(Saved entries)

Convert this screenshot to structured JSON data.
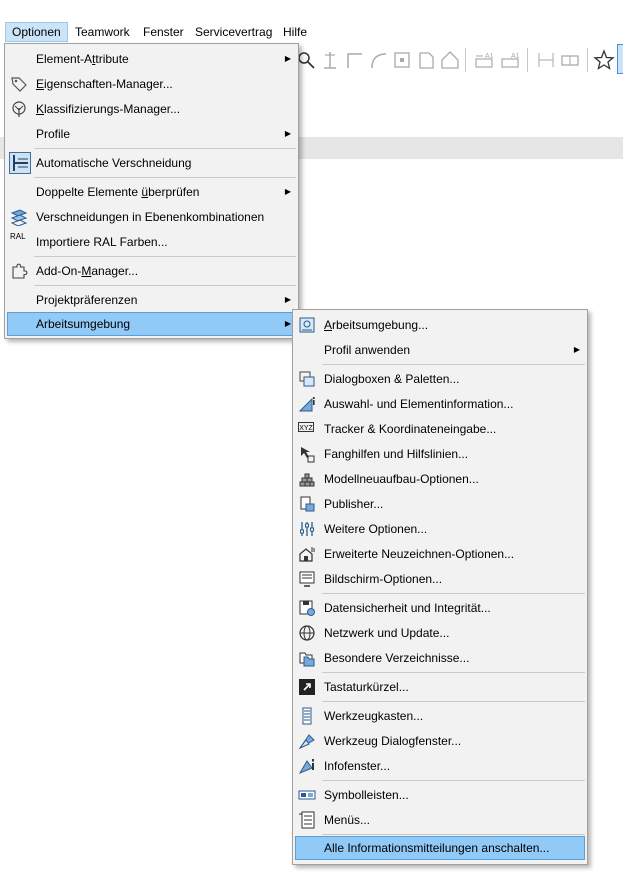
{
  "menubar": {
    "items": [
      "Optionen",
      "Teamwork",
      "Fenster",
      "Servicevertrag",
      "Hilfe"
    ]
  },
  "optionen_menu": {
    "items": [
      {
        "label": "Element-Attribute",
        "submenu": true
      },
      {
        "label": "Eigenschaften-Manager...",
        "icon": "tags-icon"
      },
      {
        "label": "Klassifizierungs-Manager...",
        "icon": "classification-tree-icon"
      },
      {
        "label": "Profile",
        "submenu": true
      },
      {
        "label": "Automatische Verschneidung",
        "icon": "auto-intersection-icon"
      },
      {
        "label": "Doppelte Elemente überprüfen",
        "submenu": true
      },
      {
        "label": "Verschneidungen in Ebenenkombinationen",
        "icon": "layer-intersection-icon"
      },
      {
        "label": "Importiere RAL Farben...",
        "icon": "ral-icon",
        "icon_text": "RAL"
      },
      {
        "label": "Add-On-Manager...",
        "icon": "puzzle-icon"
      },
      {
        "label": "Projektpräferenzen",
        "submenu": true
      },
      {
        "label": "Arbeitsumgebung",
        "submenu": true,
        "highlighted": true
      }
    ]
  },
  "arbeitsumgebung_menu": {
    "items": [
      {
        "label": "Arbeitsumgebung...",
        "icon": "work-environment-icon"
      },
      {
        "label": "Profil anwenden",
        "submenu": true
      },
      {
        "label": "Dialogboxen & Paletten...",
        "icon": "dialog-boxes-icon"
      },
      {
        "label": "Auswahl- und Elementinformation...",
        "icon": "selection-info-icon"
      },
      {
        "label": "Tracker & Koordinateneingabe...",
        "icon": "xyz-tracker-icon",
        "icon_text": "XYZ"
      },
      {
        "label": "Fanghilfen und Hilfslinien...",
        "icon": "snap-guides-icon"
      },
      {
        "label": "Modellneuaufbau-Optionen...",
        "icon": "model-rebuild-icon"
      },
      {
        "label": "Publisher...",
        "icon": "publisher-icon"
      },
      {
        "label": "Weitere Optionen...",
        "icon": "sliders-icon"
      },
      {
        "label": "Erweiterte Neuzeichnen-Optionen...",
        "icon": "redraw-options-icon"
      },
      {
        "label": "Bildschirm-Optionen...",
        "icon": "screen-options-icon"
      },
      {
        "label": "Datensicherheit und Integrität...",
        "icon": "data-safety-icon"
      },
      {
        "label": "Netzwerk und Update...",
        "icon": "globe-icon"
      },
      {
        "label": "Besondere Verzeichnisse...",
        "icon": "folders-icon"
      },
      {
        "label": "Tastaturkürzel...",
        "icon": "shortcut-icon"
      },
      {
        "label": "Werkzeugkasten...",
        "icon": "toolbox-icon"
      },
      {
        "label": "Werkzeug Dialogfenster...",
        "icon": "tool-dialog-icon"
      },
      {
        "label": "Infofenster...",
        "icon": "info-box-icon"
      },
      {
        "label": "Symbolleisten...",
        "icon": "toolbars-icon"
      },
      {
        "label": "Menüs...",
        "icon": "menus-icon"
      },
      {
        "label": "Alle Informationsmitteilungen anschalten...",
        "highlighted": true
      }
    ]
  },
  "colors": {
    "menu_bg": "#f2f2f2",
    "highlight": "#91c9f7",
    "menubar_active": "#cce4f7"
  }
}
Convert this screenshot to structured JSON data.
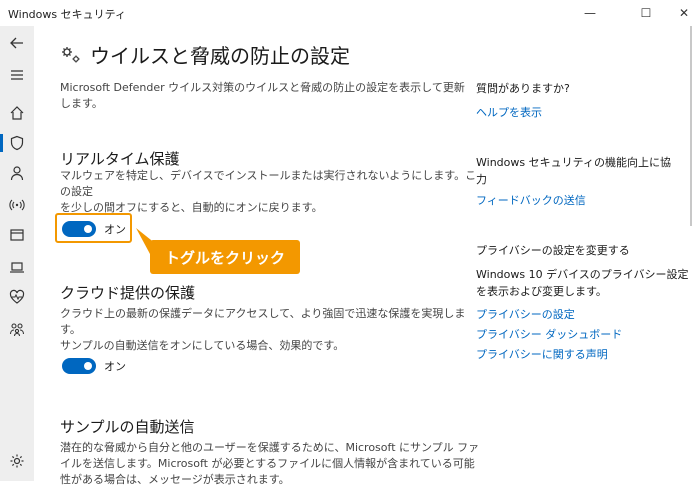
{
  "window": {
    "title": "Windows セキュリティ",
    "min": "—",
    "max": "☐",
    "close": "✕"
  },
  "sidebar": {
    "items": [
      {
        "name": "back-arrow-icon"
      },
      {
        "name": "menu-icon"
      },
      {
        "name": "home-icon"
      },
      {
        "name": "shield-icon",
        "active": true
      },
      {
        "name": "person-icon"
      },
      {
        "name": "wifi-icon"
      },
      {
        "name": "app-browser-icon"
      },
      {
        "name": "laptop-icon"
      },
      {
        "name": "heart-icon"
      },
      {
        "name": "family-icon"
      },
      {
        "name": "gear-icon"
      }
    ]
  },
  "main": {
    "title": "ウイルスと脅威の防止の設定",
    "intro_line1": "Microsoft Defender ウイルス対策のウイルスと脅威の防止の設定を表示して更新",
    "intro_line2": "します。",
    "sections": [
      {
        "title": "リアルタイム保護",
        "desc_line1": "マルウェアを特定し、デバイスでインストールまたは実行されないようにします。この設定",
        "desc_line2": "を少しの間オフにすると、自動的にオンに戻ります。",
        "toggle_label": "オン"
      },
      {
        "title": "クラウド提供の保護",
        "desc_line1": "クラウド上の最新の保護データにアクセスして、より強固で迅速な保護を実現します。",
        "desc_line2": "サンプルの自動送信をオンにしている場合、効果的です。",
        "toggle_label": "オン"
      },
      {
        "title": "サンプルの自動送信",
        "desc_line1": "潜在的な脅威から自分と他のユーザーを保護するために、Microsoft にサンプル ファ",
        "desc_line2": "イルを送信します。Microsoft が必要とするファイルに個人情報が含まれている可能",
        "desc_line3": "性がある場合は、メッセージが表示されます。"
      }
    ],
    "callout": "トグルをクリック"
  },
  "right_panel": {
    "question": "質問がありますか?",
    "help_link": "ヘルプを表示",
    "improve_line1": "Windows セキュリティの機能向上に協",
    "improve_line2": "力",
    "feedback_link": "フィードバックの送信",
    "privacy_heading": "プライバシーの設定を変更する",
    "privacy_desc_line1": "Windows 10 デバイスのプライバシー設定",
    "privacy_desc_line2": "を表示および変更します。",
    "privacy_links": [
      "プライバシーの設定",
      "プライバシー ダッシュボード",
      "プライバシーに関する声明"
    ]
  },
  "colors": {
    "accent": "#0067c0",
    "callout": "#f39800",
    "sidebar_bg": "#eeeeee"
  }
}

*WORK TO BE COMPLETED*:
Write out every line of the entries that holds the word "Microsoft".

*REPLY*:
    "intro_line1": "Microsoft Defender ウイルス対策のウイルスと脅威の防止の設定を表示して更新",
        "desc_line1": "潜在的な脅威から自分と他のユーザーを保護するために、Microsoft にサンプル ファ",
        "desc_line2": "イルを送信します。Microsoft が必要とするファイルに個人情報が含まれている可能",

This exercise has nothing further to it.